The action raises public-safety concerns by potentially giving terrorists and other criminals access to undetectable and untraceable firearms, Rupert said. And, because printable guns are plastic and don’t set off metal detectors, governments would face the costly burden of updating security methods at airports, courts and other public institutions, he said.

The states also argued the federal government violated multiple statutory requirements, including not giving Congress a required 30-day notice when modifying the munitions list to create an exemption allowing for the 3D-printable-guns files to be shared online.

Steven Myers, the lawyer representing the State Department, countered that revisions made to the federal munitions list were technical in scope and didn’t make substantive changes requiring congressional notice.

If someone actually printed out a 3D-plastic gun and used it in a crime, Myers added, such actions wouldn’t be the result of the State Department’s actions. He noted existing laws now prohibit anyone from manufacturing or possessing 3D-printable guns, which the federal government is “committed to vigorously enforcing.”

Lasnik, in his ruling, wrote that it’s “small comfort to know that, once an undetectable firearm has been used to kill a citizen … the federal government will seek to prosecute a weapons charge in federal court” while a state pursues a murder conviction.

Chad Flores, another attorney representing Wilson, argued that other blueprint files for 3D-plastic guns already are available online, and that nothing legally prevents Wilson from disseminating the blueprints through other means, such as through the U.S. mail.
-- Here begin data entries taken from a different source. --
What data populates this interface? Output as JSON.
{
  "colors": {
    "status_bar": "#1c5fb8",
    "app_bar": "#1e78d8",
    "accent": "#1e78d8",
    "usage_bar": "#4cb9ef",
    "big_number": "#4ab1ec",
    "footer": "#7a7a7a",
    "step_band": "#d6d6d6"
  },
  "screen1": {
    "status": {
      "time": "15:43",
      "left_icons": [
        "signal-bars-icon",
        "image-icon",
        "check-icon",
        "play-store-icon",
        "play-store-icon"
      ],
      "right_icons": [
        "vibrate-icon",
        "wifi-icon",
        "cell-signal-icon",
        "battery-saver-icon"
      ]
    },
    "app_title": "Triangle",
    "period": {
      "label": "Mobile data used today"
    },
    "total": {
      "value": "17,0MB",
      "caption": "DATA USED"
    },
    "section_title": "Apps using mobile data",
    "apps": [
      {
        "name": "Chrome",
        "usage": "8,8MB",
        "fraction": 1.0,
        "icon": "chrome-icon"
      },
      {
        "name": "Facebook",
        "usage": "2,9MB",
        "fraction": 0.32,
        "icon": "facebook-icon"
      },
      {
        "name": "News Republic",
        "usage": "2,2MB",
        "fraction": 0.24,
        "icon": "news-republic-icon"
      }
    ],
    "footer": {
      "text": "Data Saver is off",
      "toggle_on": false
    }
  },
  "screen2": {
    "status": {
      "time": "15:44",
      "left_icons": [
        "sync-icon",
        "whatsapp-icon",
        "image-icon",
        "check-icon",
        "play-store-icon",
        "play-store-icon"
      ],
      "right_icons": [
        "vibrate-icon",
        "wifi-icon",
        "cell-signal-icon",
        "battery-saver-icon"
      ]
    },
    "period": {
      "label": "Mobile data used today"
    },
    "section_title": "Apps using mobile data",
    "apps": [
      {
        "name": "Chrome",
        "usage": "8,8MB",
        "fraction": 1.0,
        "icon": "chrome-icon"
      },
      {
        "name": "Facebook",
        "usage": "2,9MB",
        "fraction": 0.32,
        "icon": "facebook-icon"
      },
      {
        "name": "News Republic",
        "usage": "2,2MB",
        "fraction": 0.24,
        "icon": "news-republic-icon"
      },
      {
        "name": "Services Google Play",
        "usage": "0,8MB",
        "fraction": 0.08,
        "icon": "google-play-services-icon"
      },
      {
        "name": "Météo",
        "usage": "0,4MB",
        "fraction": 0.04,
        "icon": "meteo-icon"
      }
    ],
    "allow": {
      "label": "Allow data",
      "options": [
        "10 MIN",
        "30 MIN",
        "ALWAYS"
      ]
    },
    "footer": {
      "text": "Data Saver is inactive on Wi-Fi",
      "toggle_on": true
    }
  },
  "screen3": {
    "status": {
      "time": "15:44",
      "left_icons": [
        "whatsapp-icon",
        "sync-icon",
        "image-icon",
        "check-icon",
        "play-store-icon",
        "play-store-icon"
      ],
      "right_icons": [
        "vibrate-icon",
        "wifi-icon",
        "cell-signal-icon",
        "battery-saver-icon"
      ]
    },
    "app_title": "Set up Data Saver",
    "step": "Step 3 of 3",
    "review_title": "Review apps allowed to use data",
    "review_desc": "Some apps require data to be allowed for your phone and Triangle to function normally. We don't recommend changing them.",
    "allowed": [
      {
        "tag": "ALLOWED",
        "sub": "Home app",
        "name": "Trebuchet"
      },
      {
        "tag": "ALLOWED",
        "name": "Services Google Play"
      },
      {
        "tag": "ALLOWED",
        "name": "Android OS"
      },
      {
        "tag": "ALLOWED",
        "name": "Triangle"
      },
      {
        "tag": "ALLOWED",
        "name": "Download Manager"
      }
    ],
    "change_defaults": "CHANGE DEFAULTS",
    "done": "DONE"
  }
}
Shortly after Lasnik issued the temporary restraining order in the case last month, Trump tweeted: “I am looking into 3-D Plastic Guns being sold to the public. Already spoke to NRA, doesn’t seem to make much sense!”

The White House later said the Justice Department had struck a deal in the Wilson case without Trump’s approval and that the president was “glad this effort was delayed.”

But Lasnik, when taking the case under advisement last week, noted no further clarification on the issue came from the federal government’s executive or congressional branches, leaving a decision on the matter up to him.

“You know, it’s a little bit frustrating to be sitting in this chair as a United States District Court judge and seeing this is an issue that should be solved by the political branches of government,” Lasnik said.

Ferguson questioned why the Trump administration was pursuing a policy that would allow such guns to fall into the hands of domestic abusers, felons and terrorists.